During her first year of teaching, the school where Lauren — who asked to be referred to by her first name only — worked went into a lockdown, and “it was the real deal.”

In the face of the fear clearly exhibited by her students and what she felt inside, she created a plan of attack for “the person who dared to hurt my kids.”

Armed with only a steak knife from her lunch box, she put her hair in a ponytail and prepared to defend the students she would have “given anything to protect.”

Fortunately, the plan didn't come to pass, and the situation was taken under control; however, it made her realize the slanted odds of having a knife in a gunfight.

Lauren acknowledged her opinion places her in the minority among her colleagues and that she would never want to have to use a firearm, but if the situation puts her in that position, she'd like to be prepared.

“When it comes down to it, I believe this wholeheartedly: The sheer fact of knowing there are multiple firearms on a campus would be a strong deterrent for many potential shooters,” she said.

While Lauren's supportive of the possibility of arming educators, it's also far from her first choice in preventing mass shooters and, along with “absolutely” strengthening gun control, she suggested:
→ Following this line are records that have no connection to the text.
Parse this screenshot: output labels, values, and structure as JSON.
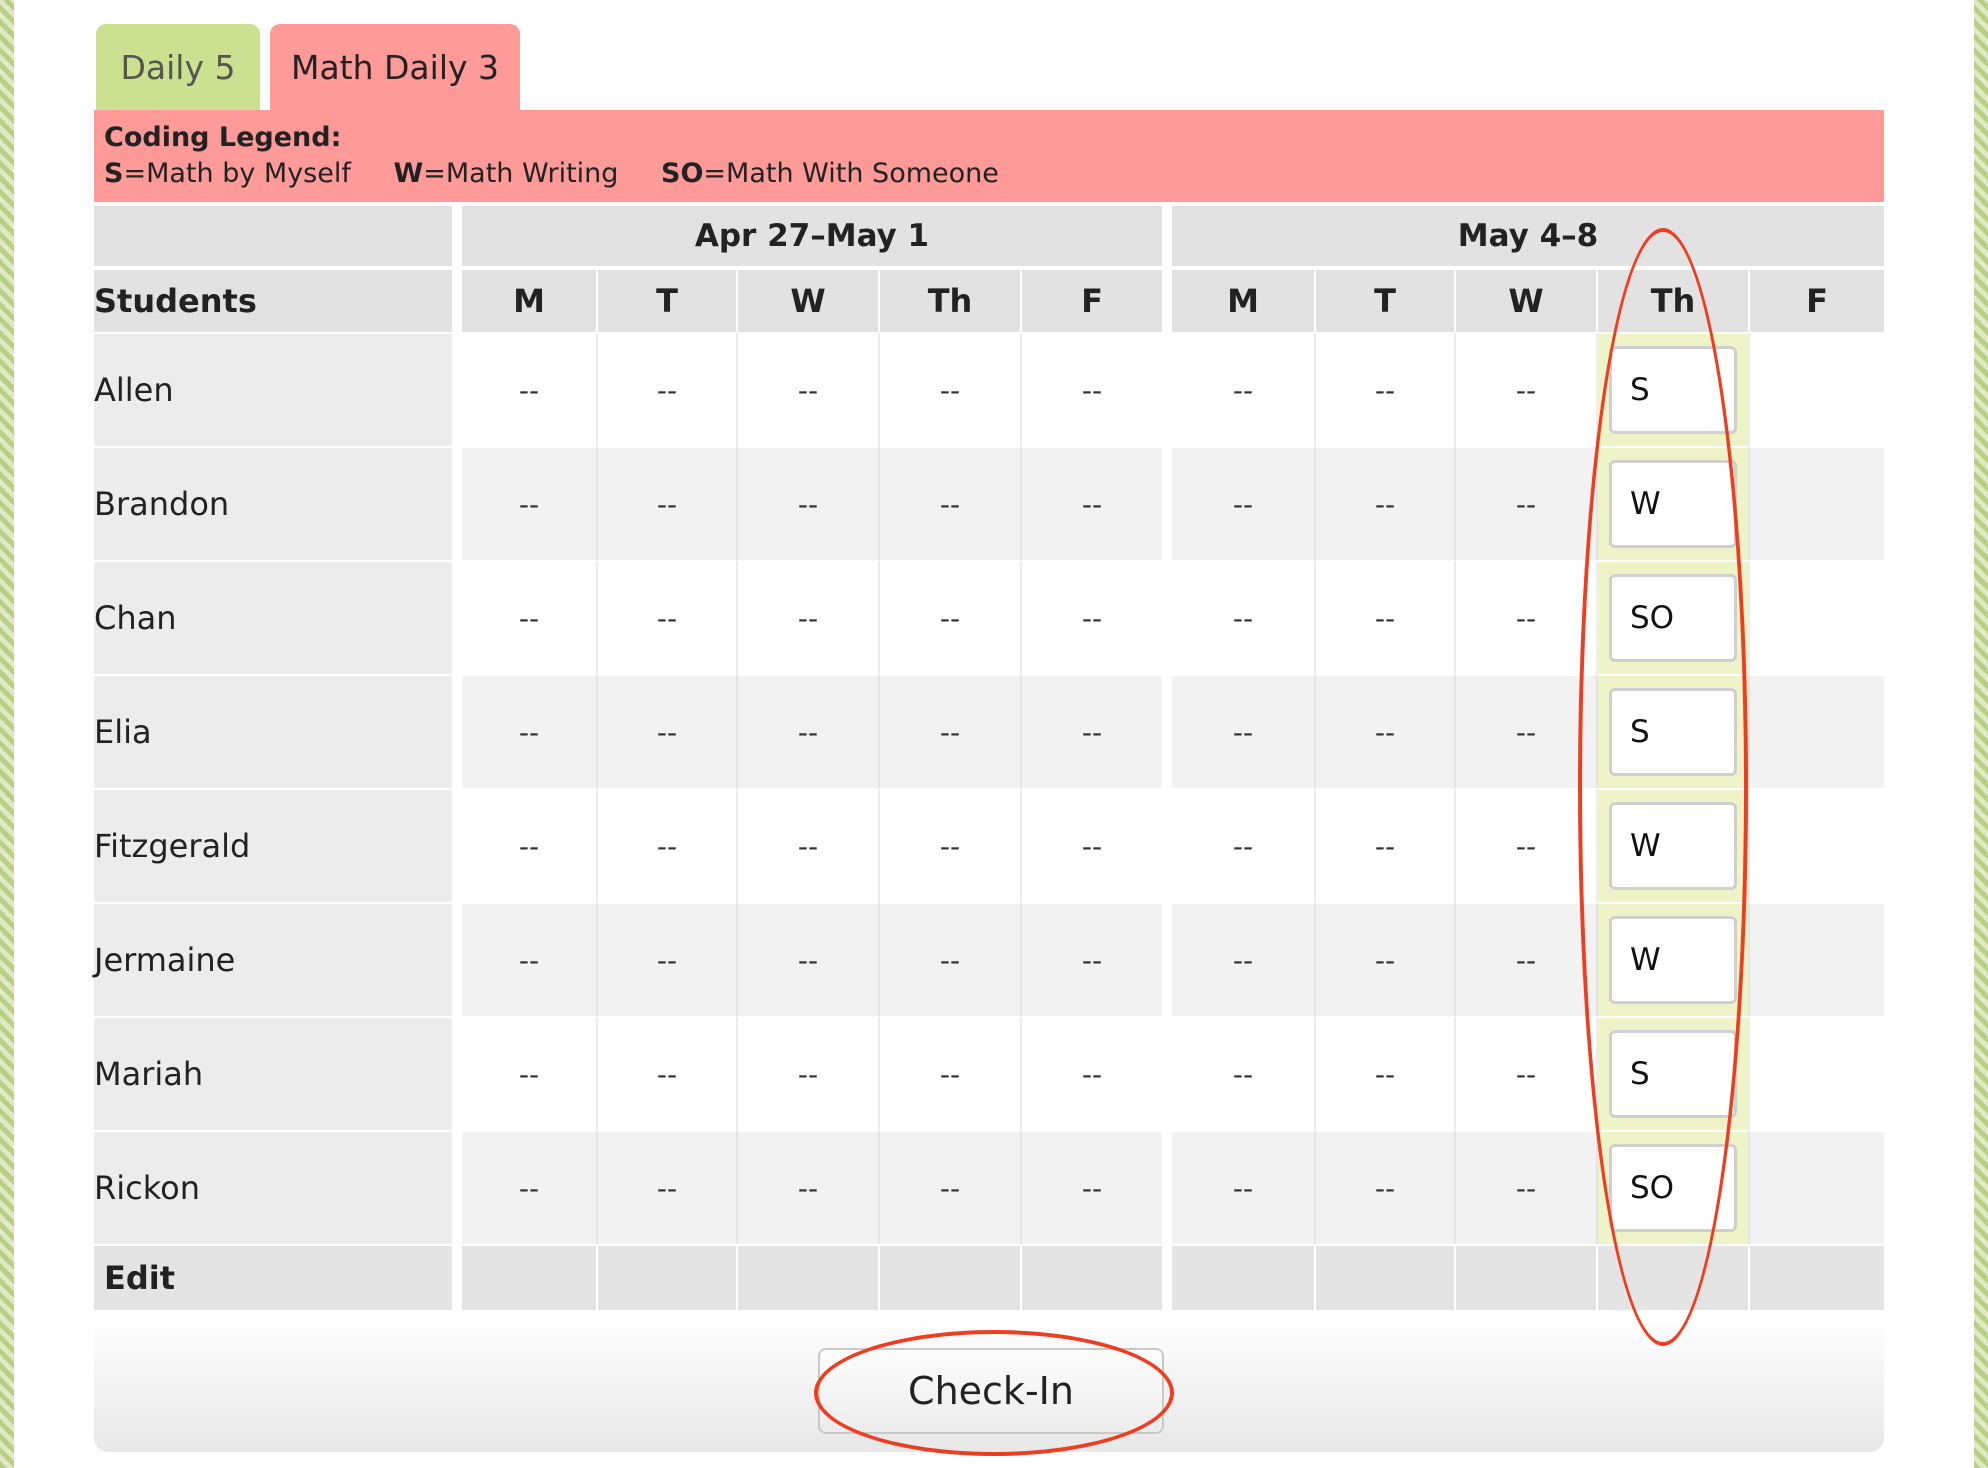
{
  "tabs": [
    {
      "label": "Daily 5"
    },
    {
      "label": "Math Daily 3"
    }
  ],
  "legend": {
    "title": "Coding Legend:",
    "items": [
      {
        "code": "S",
        "desc": "=Math by Myself"
      },
      {
        "code": "W",
        "desc": "=Math Writing"
      },
      {
        "code": "SO",
        "desc": "=Math With Someone"
      }
    ]
  },
  "table": {
    "weeks": [
      "Apr 27–May 1",
      "May 4–8"
    ],
    "students_header": "Students",
    "days": [
      "M",
      "T",
      "W",
      "Th",
      "F",
      "M",
      "T",
      "W",
      "Th",
      "F"
    ],
    "empty_mark": "--",
    "rows": [
      {
        "name": "Allen",
        "code": "S"
      },
      {
        "name": "Brandon",
        "code": "W"
      },
      {
        "name": "Chan",
        "code": "SO"
      },
      {
        "name": "Elia",
        "code": "S"
      },
      {
        "name": "Fitzgerald",
        "code": "W"
      },
      {
        "name": "Jermaine",
        "code": "W"
      },
      {
        "name": "Mariah",
        "code": "S"
      },
      {
        "name": "Rickon",
        "code": "SO"
      }
    ],
    "edit_label": "Edit"
  },
  "checkin_label": "Check-In",
  "colors": {
    "tab_active": "#fe9a98",
    "tab_inactive": "#cbe190",
    "highlight": "#eef4c8",
    "annotation": "#ee3e21"
  }
}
  • Full perimeter fences
  • Locking entrance doors at all times
  • Strengthening visitor protocol
  • Multiple resource officers
  • Security cameras, metal detectors, guidelines for backpacks and bags
  • Lockdown and evacuation training
  • Mental health care services
  • An open-door policy for tips and concerns

She also expressed similar concerns as those of two other teachers who disagreed with the idea of arming teachers. For those educators, ultimately, it came down to two dealbreakers: Liability issues and the fact that teachers weren't meant to double as police officers.


One teacher, who worked in an inner-city school in New York state and spoke on the condition of anonymity, told IJR that her experience has taught her that “kids are sneaky.”

“There was a substitute teacher who had prescription pills in her purse, and she put her purse away, but second-graders got into her purse and found the pills and took all these pills,” she said.

Given that in only second grade, students were able to locate the teacher's purse and take the pills, it signaled that it's not unreasonable to expect an older student would be able to get his or her hands on a teacher's firearm.

She wondered who would be liable in that situation, not to mention liable in case a teacher got it wrong and fired their weapon.

As she imagined it, she just couldn't picture herself navigating a hallway under chaotic circumstances and trying to find “the actual shooter who looks exactly like all the other kids.” When her day-to-day job is to teach a first-grader to read, it's “just so much responsibility.”

Cameron, who teaches in a special education classroom, explained to IJR that while she's trained in many things, firing a handgun is not one of them. She also brought up the liability issue and, no matter what transpired during an altercation, noted that “the lawsuit that would follow would be huge.”

Teacher Isn't Synonymous With Police Officer

To be successful, both teachers and police officers need to have a certain level of wherewithal, but many educators argue that the professions were never meant to be one in the same.

Cameron explained that she went to school to become a teacher, not a law enforcement officer.

“I definitely don't think teachers having a gun is the solution,” Cameron told IJR. “There's going to be some schools where there'll be that person who can be that hero, but teachers didn't sign up to protect a kid from a school shooter. That's not the job description.”

Overall, every educator agreed that — financial constraints aside — having a professional instead of a teacher with a firearm would be the preferable solution.

“Hire retired veterans. Hire more officers,” Lauren said. “Do what it takes so that putting a gun in a teacher's hand is the last resort.”

The anonymous teacher added that she'd feel “so much safer” with a police officer at the school rather than relying on a teacher who may or may not be apt enough at the moment to take action.